Support Care Cancer 2013 Nov 19;21(11):3021-30. Epub 2013 Jun 19.
Department of Radiation Oncology, Odette Cancer Centre, University of Toronto, Sunnybrook Health Sciences Centre, 2075 Bayview Avenue, Toronto, Ontario, Canada, M4N 3M5.
Purpose: Assessment of health-related quality of life (HRQOL) is critical to effective delivery of palliative care in patients with advanced cancer. The current study analyzes relationships between baseline social determinants of health and medical factors, and self-reported HRQOL in patients with bone metastases receiving palliative radiotherapy.
Methods And Materials: Advanced cancer patients referred for radiotherapy treatment of bone metastases completed the EORTC QLQ-C30 questionnaire in multiple outpatient clinics internationally. Demographics and social determinants were collected as baseline information.
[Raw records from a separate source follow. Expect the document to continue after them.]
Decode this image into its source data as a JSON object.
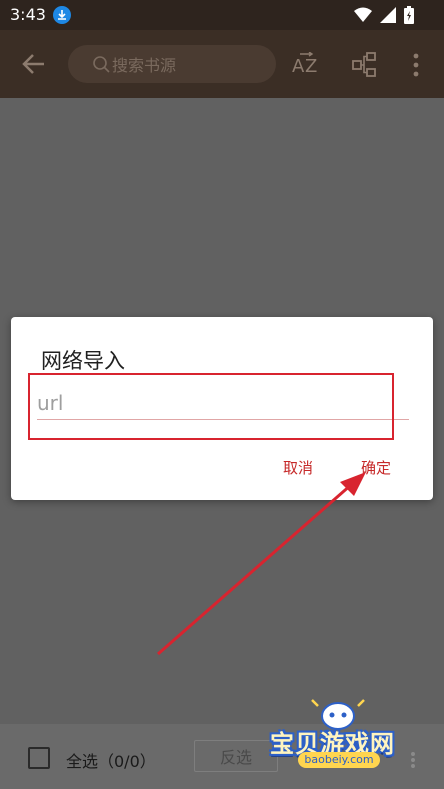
{
  "status_bar": {
    "time": "3:43"
  },
  "toolbar": {
    "search_placeholder": "搜索书源"
  },
  "dialog": {
    "title": "网络导入",
    "url_placeholder": "url",
    "cancel_label": "取消",
    "confirm_label": "确定"
  },
  "bottom_bar": {
    "select_all_label": "全选（0/0）",
    "invert_label": "反选"
  },
  "watermark": {
    "text": "宝贝游戏网",
    "url": "baobeiy.com"
  },
  "colors": {
    "accent_red": "#c62828",
    "toolbar_bg": "#3b2e25",
    "annotation_red": "#d8242f"
  },
  "icons": [
    "download-icon",
    "wifi-icon",
    "signal-icon",
    "battery-icon",
    "back-arrow-icon",
    "search-icon",
    "sort-az-icon",
    "group-icon",
    "more-vert-icon"
  ]
}
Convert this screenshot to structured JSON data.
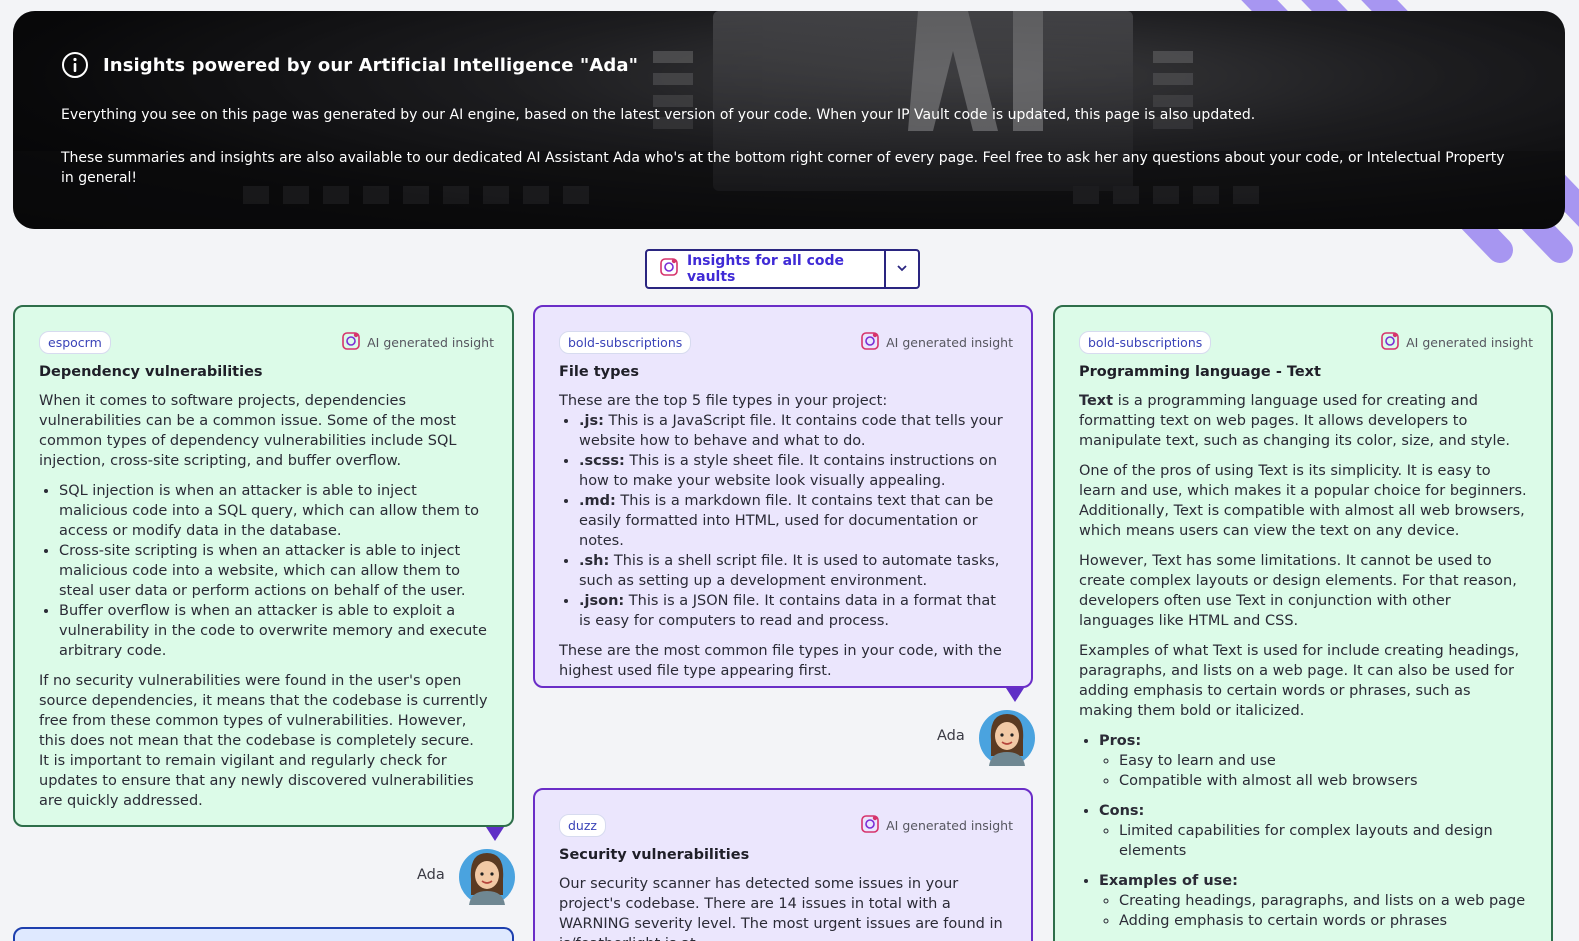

Univariate and Bonferroni-adjusted multivariate linear regression analyses were used to detect significant correlations between baseline determinants and different HRQOL domains.
Results: Karnofsky Performance Status (KPS) was correlated with better physical (p = 0.0002), role (p < 0.0001), emotional (p < 0.0001), and social (p < 0.0001) functioning, and global health scores (p = 0.0015) and predicted lower symptom scores for fatigue (p < 0.0001), pain (p < 0.0001), appetite loss (p < 0.0001), and constipation (p < 0.0001). Increased age was predictive of better social functioning (p < 0.0001) and less insomnia (p = 0.0036), higher education correlated with better global health status (p = 0.0043), and patients who were employed or retired had improved physical functioning (p = 0.0004 and p = 0.0030, respectively) and less financial challenges compared to patients who were unemployed (p = 0.0005).
Conclusions: Baseline KPS had the greatest influence on EORTC QLQ-C30 domain scores. Age, education level, and employment status had significant impacts, although on fewer domains. Further studies that investigate baseline determinants are worthwhile to clarify relationships in order to care for patients more effectively at the end of life.